“I’m not so dumb I take my own advice.”— Pete Bradley
Short poll at Harvard to chart your politics in comparison to current college students. Based on the short list of questions (at least two of which merited a “yes, but not the way you mean it”), I’m a Secular Centrist.
Basically this is a less-reliable version of the “What ‘Buffy’ character are you?” quiz.
Last July, I knocked together a small perl script to monitor my Apache logs for virus probes, rude robots, and other annoyances, and automatically add their IP addresses to my firewall’s block list.
Today I spotted a very unusual entry at the bottom of my referrer report. I was morbidly curious what someone at a commercial web site devoted to she-males would be linking to, but it turns out the answer is “nothing”. Someone in China was running a robot that pretended to be a Windows 98 box while recursively downloading my site, no doubt to encourage My Loyal Readers (all six of them) to visit this fascinating site.
Unfortunately for my hopeful new friend, his robot tripped my log monitor and triggered a block, preventing him from getting more than a few hits. Even more unfortunately, I don’t display recent referrers anywhere on this site, so I’m the only person who knows what site he’s being paid to direct traffic to.
And I’m not going to tell. But it’s registered to someone named Dmitri Kukushkin in Delaware, who owns at least one other fetish domain.
Found this one in my Quarantine folder (“things that make it past my spam filters but come from people I’ve never corresponded with”). It claims to be a survey conducted for Yahoo! over a recent Customer Care case, and even includes a case number.
The tip-off? It was sent to the phony email address I publish on the home page of this site, which changes every month. So, not only have I never used this address to send email to anyone, but it’s addressed to last month’s address. Satmetrix appears to be legit, but a quick Google turned up several examples of them sending this exact same message to mailing lists (over at least a year and a half).
It looks like Yahoo! is forwarding viruses, spam, and other forged email to them as legitimate customer care cases, and they’re not detecting it, which significantly reduces the value of their service and likely puts them both in violation of various spam laws.
Apparently these came out a few years ago, but I just saw them for the first time in a local Safeway:
I guess the instructions on all of those other cookie mixes were too complicated for some people…
Implanted RFID tags to make sure that nobody can use a handgun, including the owner.
I usually don’t remember my dreams, but Thursday morning I woke up with an incredibly vivid recollection of my old apartment, including the landlord, the odd arrangement of parking spaces, little details about my old motorcycle, a visit from my parents, even how much I was paying for rent.
When I woke up, it was a good ten minutes before I was confident that none of it was true. I had to actually review the length of time that I know I lived at each apartment in California and Ohio to make sure that I wasn’t missing one, and it took almost as long to convince myself that I have in fact never owned a motorcycle.

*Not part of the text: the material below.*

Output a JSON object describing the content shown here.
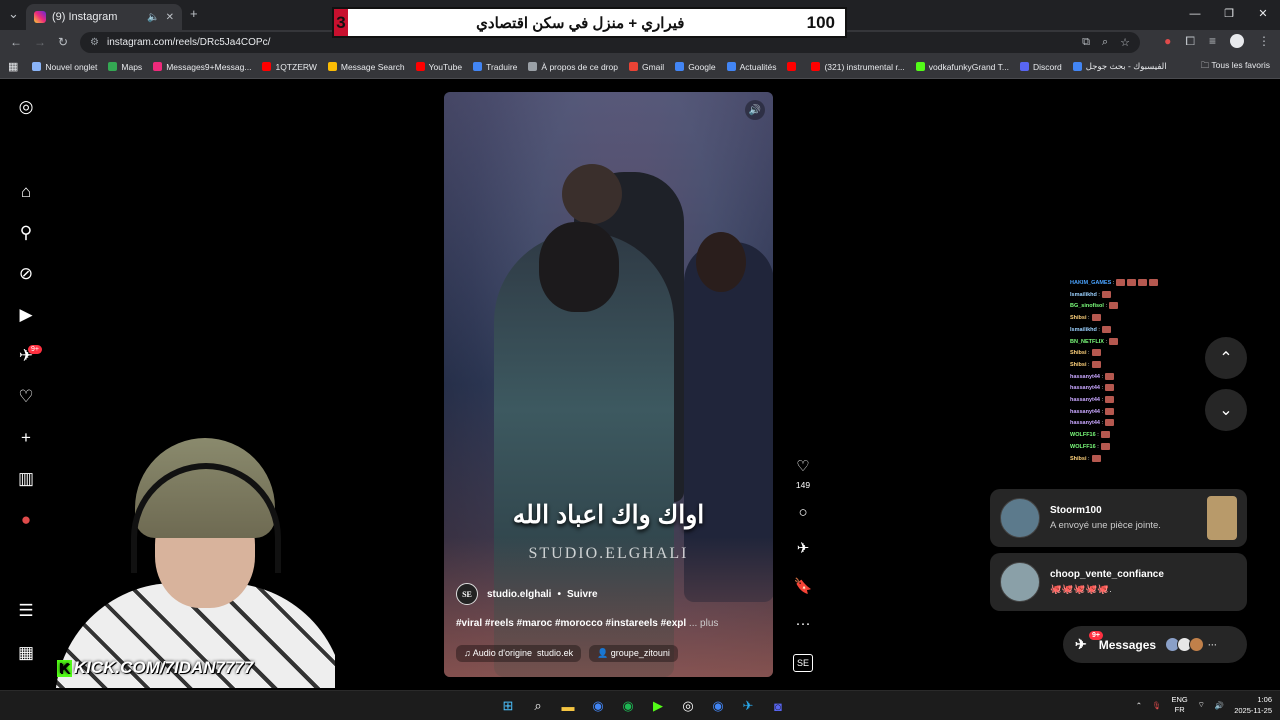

The whole experience makes me a touch more sympathetic to people who become convinced of past-life regressions, suppressed childhood abuse, alien abductions, divine revelations, and other false memories. It was so real that even now, listening to the recording I made while the dream was fresh, I feel the urge to dig through my financial records looking for rent receipts and motorcycle-maintenance bills.
This claim from Intego doesn’t pass the sniff test. If it actually worked the way they claim, the correct response would be a trivial security patch from Apple, not the mass purchase of a third-party “protection” package. I smell marketing, not security.
Update: the story finally hit Slashdot, and, sure enough, their explanation of the “security hole” was nonsense. The proof-of-concept “trojan” has to be distributed in a StuffIt archive, because the actual problem is the presence of code in the resource fork, which will not survive standard Internet distribution methods. It has nothing to do with embedding executable content into an MP3 file; it’s just an old-style Mac application with a funny name.
Update: here’s a free tool to check downloads for any attempt to make use of Intego’s mob-marketing gimmick. Much better than paying $60 for a week’s worth of “insurance”.
Update: here’s a free folder action you can attach to your download folder to automatically catch any attempts to exploit this vendor publicity scheme. See, aren’t you glad you didn’t send Intego any money? :-)